During an extraordinary evidentiary hearing in Savannah, a federal district judge admitted that the case was not ‘iron clad’. Troy Davis may well have been guilty, but at the same time it seems to go against generally accepted logic to put to death a man when it is not absolutely certain that it was he who committed the crime.
If it is eventually proven that Troy Davis was not the killer of Officer MacPhail, the off-duty policeman murdered in 1989, then it would not be the first such miscarriage of justice in the American judicial system. Teresa Lewis, the first American to be put to death by lethal injection, was executed despite evidence that her IQ was so low that she could almost be considered intellectually disabled. Likewise, in 2004 Cameron Todd Willingham was put to death for starting a fire that killed his three children. Not only were the claims made by the prosecution that he abused his kids dismissed by Willingham’s wife, but an inspection of the case found that there was no clear proof that the fire was actually arson. Despite all of this evidence, Governor Rick Perry (now a candidate for the Republican Party Presidential nomination) had him executed and continues to maintain that the evidence used to convict Willingham was sound.
Supporters of the death penalty have argued that Troy Davis had 22 years to prove that he was not guilty of the crime, and that in the end he had not done so successfully. While it is true that there will probably never be a final answer to who killed Officer MacPhail back in 1989, there is such doubt now on Davis’ conviction that it was surely reckless of the state of Georgia to go ahead with this execution. Indeed, one has to question whether in the UK the defendant would not be asking for their conviction to be quashed, undermined as the original evidence seems to be.
Either way, Troy Davis went to his grave proclaiming his innocence to the end.
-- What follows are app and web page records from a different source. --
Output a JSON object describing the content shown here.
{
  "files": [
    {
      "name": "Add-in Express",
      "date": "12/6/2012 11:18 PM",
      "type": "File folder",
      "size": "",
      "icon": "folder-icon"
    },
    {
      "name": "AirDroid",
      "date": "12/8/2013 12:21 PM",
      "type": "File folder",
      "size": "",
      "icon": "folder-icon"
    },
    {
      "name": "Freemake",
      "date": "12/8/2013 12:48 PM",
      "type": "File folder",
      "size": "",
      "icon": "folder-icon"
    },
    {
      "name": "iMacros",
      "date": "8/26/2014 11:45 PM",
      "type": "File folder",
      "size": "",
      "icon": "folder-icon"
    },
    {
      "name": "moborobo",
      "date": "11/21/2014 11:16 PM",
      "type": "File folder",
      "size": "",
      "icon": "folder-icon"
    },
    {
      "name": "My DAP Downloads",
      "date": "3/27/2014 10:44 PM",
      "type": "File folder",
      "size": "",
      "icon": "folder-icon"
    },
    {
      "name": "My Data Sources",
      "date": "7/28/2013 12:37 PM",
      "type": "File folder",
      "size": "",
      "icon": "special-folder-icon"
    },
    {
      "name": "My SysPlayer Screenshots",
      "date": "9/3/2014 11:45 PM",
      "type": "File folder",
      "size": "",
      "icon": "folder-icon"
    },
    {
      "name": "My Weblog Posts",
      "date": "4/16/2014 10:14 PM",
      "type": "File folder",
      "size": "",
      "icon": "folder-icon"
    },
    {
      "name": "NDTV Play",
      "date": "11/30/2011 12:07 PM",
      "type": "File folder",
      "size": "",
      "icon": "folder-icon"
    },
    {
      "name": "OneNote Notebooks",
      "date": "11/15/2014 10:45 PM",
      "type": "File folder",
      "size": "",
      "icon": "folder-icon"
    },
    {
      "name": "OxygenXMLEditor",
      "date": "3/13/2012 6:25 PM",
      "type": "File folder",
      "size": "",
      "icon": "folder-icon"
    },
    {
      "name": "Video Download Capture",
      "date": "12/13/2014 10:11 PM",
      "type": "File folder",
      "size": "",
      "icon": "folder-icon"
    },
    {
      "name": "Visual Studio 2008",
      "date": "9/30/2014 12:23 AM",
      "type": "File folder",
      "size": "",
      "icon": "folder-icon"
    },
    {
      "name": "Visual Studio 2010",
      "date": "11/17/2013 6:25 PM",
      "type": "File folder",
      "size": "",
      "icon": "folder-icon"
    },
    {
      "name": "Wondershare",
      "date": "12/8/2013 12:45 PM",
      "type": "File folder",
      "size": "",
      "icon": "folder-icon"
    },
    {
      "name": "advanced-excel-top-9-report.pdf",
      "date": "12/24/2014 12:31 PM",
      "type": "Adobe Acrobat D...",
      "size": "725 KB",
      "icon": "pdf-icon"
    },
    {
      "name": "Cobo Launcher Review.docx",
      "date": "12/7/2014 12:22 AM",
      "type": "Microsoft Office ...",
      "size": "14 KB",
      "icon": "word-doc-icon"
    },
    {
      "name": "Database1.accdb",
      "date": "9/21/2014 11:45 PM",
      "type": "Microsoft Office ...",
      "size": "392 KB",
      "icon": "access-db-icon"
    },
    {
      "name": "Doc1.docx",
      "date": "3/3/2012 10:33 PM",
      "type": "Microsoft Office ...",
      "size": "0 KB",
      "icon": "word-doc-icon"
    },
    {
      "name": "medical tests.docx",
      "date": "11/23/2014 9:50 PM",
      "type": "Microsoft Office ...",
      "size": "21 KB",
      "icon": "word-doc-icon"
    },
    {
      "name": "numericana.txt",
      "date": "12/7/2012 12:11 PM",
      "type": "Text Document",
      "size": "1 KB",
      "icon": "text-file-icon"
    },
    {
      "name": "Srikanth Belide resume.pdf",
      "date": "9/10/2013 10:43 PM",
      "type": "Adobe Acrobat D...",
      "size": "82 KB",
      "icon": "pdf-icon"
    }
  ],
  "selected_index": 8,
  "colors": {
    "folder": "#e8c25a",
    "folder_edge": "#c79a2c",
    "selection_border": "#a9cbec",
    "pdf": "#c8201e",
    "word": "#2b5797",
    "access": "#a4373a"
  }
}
He addressed the family of Mark MacPhail in his final words, saying, “The incident that night was not my fault. I did not have a gun. I did not personally kill your son, father, and brother. I am innocent.” He finished by addressing “those who are about to take my life, may God have mercy on your souls, may God bless your souls.”
It is probable that a miscarriage of justice may well have occurred in this case, though it is almost certain that there will be no abolition of the death penalty in the US following this case, despite fresh calls for it to be abolished from some corners. Rather ominously, Governor Perry’s record of presiding over more executions than any US Governor in history is seen as a good thing for his Presidential campaign.
A sycophantic article written for The Daily Cougar, the student newspaper of the University of Houston, applauded Perry for his record on the death penalty and his ‘strong’ approach to crime. This despite admitting “In these modern times, the death penalty has been demonized by its opponents as uncivilized and obsolete… [much] of Europe, Australia, Mexico, Canada and parts of Southern Africa have completely abolished the death penalty in their countries, equalling 96 countries in total.” The article considers this to be a positive thing, and claims that “to regard a system as wholly perfect and as impossible to fail would just be naïve and outright foolish.” The article seems not to realise that there is in fact already a system that never causes the death of innocents when it comes to convicting murderers – it is called a life sentence.
There must at some point come a realisation that the death penalty brings very few practical benefits and some overwhelmingly negative potential consequences. No wonder Georgia took 22 years to put Troy Davis to death – there were enough holes in the case for legitimate doubt to delay the execution for decades. When this is the case, something as important as a person’s life should not be gambled upon.